Many have wondered why, but the reason is more straightforward than you might think – regional airlines charge the actual cost of their operation. So you’re paying the real price for what you get.
While researching this article, I soon realised that regional aviation isn’t cheap for many complicated reasons. I didn’t know what those reasons were or how they impacted the consumer but I wanted to find out, so I spoke to an expert. Iain Muir has been a fixed and rotary wing aircraft pilot since 1989. I asked Iain a simple question: what are the main reasons it costs more to fly from Glasgow to Shetland than it does from Glasgow to Tenerife?
Iain first discussed the distance of regional flights in Scotland, their capacity and how that can impact costs. “The airport fees at each end have to be paid regardless of the distance of the journey. The shorter distance means the cost per seat will be higher to cover the proportion of the fee. The less number of seats in the plane add further to this”, adding “the main market for Tenerife is holiday tourism. The main reason for travel to Shetland is business and local commute”.
All the costs with less capacity

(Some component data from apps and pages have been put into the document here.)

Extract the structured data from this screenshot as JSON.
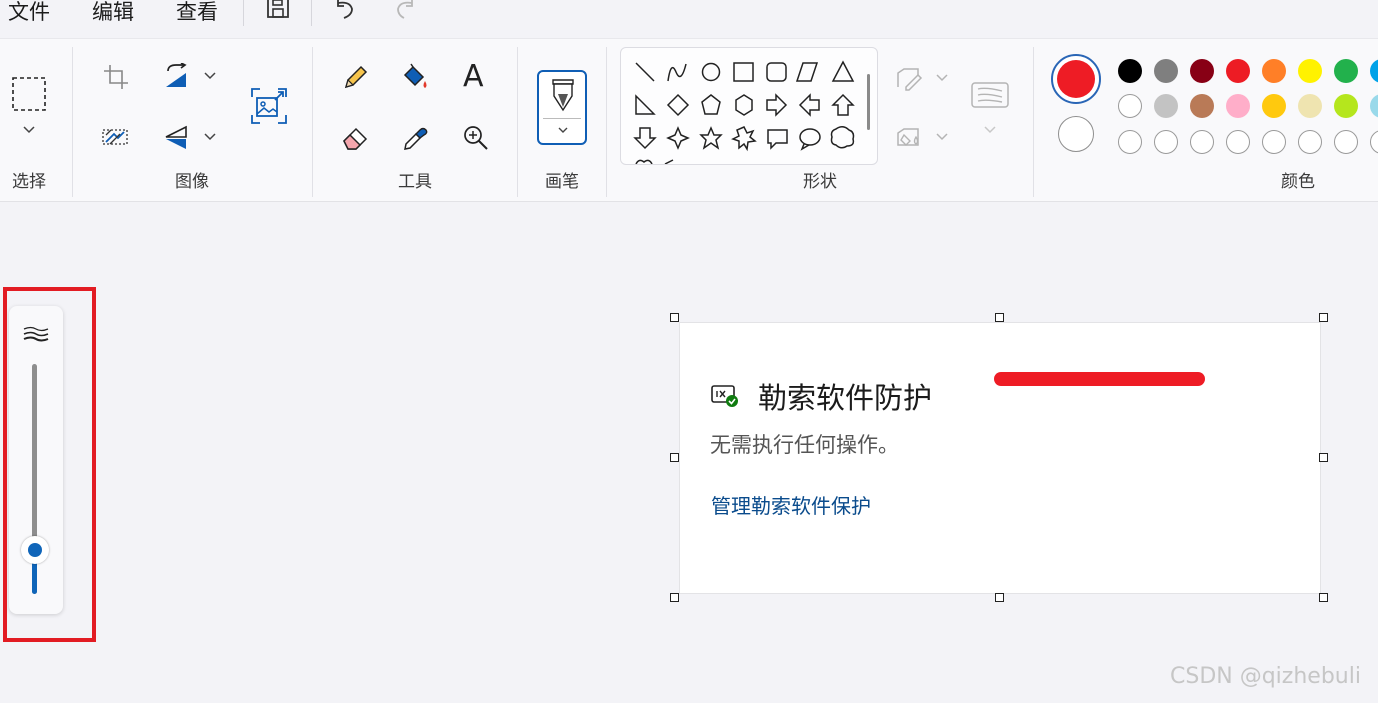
{
  "menu": {
    "file": "文件",
    "edit": "编辑",
    "view": "查看"
  },
  "ribbon": {
    "groups": {
      "select": "选择",
      "image": "图像",
      "tools": "工具",
      "brushes": "画笔",
      "shapes": "形状",
      "colors": "颜色"
    }
  },
  "colors": {
    "primary": "#ee1c25",
    "secondary": "#ffffff",
    "palette_row1": [
      "#000000",
      "#7f7f7f",
      "#880015",
      "#ed1c24",
      "#ff7f27",
      "#fff200",
      "#22b14c",
      "#00a2e8"
    ],
    "palette_row2": [
      "#ffffff",
      "#c3c3c3",
      "#b97a57",
      "#ffaec9",
      "#ffc90e",
      "#efe4b0",
      "#b5e61d",
      "#99d9ea"
    ]
  },
  "size_slider": {
    "value_fraction": 0.16,
    "accent": "#0f65b9"
  },
  "card": {
    "title": "勒索软件防护",
    "description": "无需执行任何操作。",
    "link": "管理勒索软件保护"
  },
  "watermark": "CSDN @qizhebuli"
}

That makes sense to me; fewer passengers over shorter distances means there are fewer passengers to offset costs outwith the airlines’ control. Loganair, the airline serving most domestic routes in Scotland, agrees with Iain. The airline told me that small markets can only support smaller, appropriately sized aircraft – a 747 isn’t quite able to land on the beach at Barra, for example. And despite their size smaller passenger aircraft often have similar overall costs to larger aircraft. While low-cost carriers like Ryanair have two pilots, Loganair also has two pilots on its services and two engines on its planes to overhaul.
A Loganair spokesperson said:
“There are also significant costs associated with the provision of lifeline island routes. For example, the cost of aviation fuel in Shetland is three times that at Edinburgh or Alicante – yet we have to uplift it to fly. We have to maintain year-round ground handling, de-icing and servicing infrastructure ourselves in island airports and cover the costs of this across only a limited number of flights in the day, whereas low-cost airlines contract in services and pay for them only when they need them at large airports where this is possible.”
Loganair also made me aware that low-cost carriers use very cheap loss-leader prices to force a burst in market size. This is something impossible to do in smaller regional markets like Stornoway as there simply aren’t enough people.
For some low-cost airlines most of their income now comes from extras such as checked baggage charges, which are included in the fare for every Loganair flight.
Maintenance and bad weather are factors
Industry expert Iain also explained that the age of an aircraft fleet is a factor in driving up costs due to increased maintenance needs. “Any aircraft will fatigue as it ages. The older it gets, the more attention it will need. Just like a car, bits wear out and need to be replaced. Many parts have to be replaced on a time basis as opposed to an age basis, regardless of the age of the aircraft.”
It’s not only capacity and maintenance that Loganair has to battle. When speaking to the airline, I was informed that the nature of the route network also means that the airline encounters more frequent weather disruption. This significantly increases ticket costs for passenger hotel accommodation. They told me, “We arrange extra flights to recover from weather disruption rather than leaving customers to rebook potentially only in several days’ time when seats are next available, as low-cost carriers generally would”. I hadn’t considered this when I first sat down to explore this topic but again, it makes sense.
A year-round network is needed to serve communities
Loganair bills itself as a ‘lifeline and regional connectivity carrier’ meaning they fly year-round:
“We can’t and don’t switch our aircraft between sunshine routes to Alicante in summer and ski routes to Geneva in winter, as we fly the same routes year-round to serve the communities to which we fly.
“This means profits from flights on busy summer Fridays go towards subsiding the provision of a service on a quiet Tuesday in January. As part of our ‘Loves Islands’ campaign, we are helping island communities welcome a sustainable number of tourists and helping to educate tourists to visit responsibly.”
Loganair added they are “committed to providing regional connectivity on a year-round basis, supporting the communities in which we operate and ensuring lifeline links can remain open. We can only do this with fares that cover costs throughout the year. Loganair’s presence across regional communities has a beneficial impact on the economic prosperity of the people who live and work there .and acts as a catalyst for new investment and job creation in places like Shetland, Orkney and the Western Isles”.
So, there we have it. When I sat down to write this, I suspected that the answer to my question was that Loganair had cornered the market and could charge what they wanted to. However, I can admit that my initial suspicion was wrong. I found that the type of aircraft they need to use and the communities they serve require a robust service that operates year-round. You get what you pay for: a lifeline that’s there when you need it.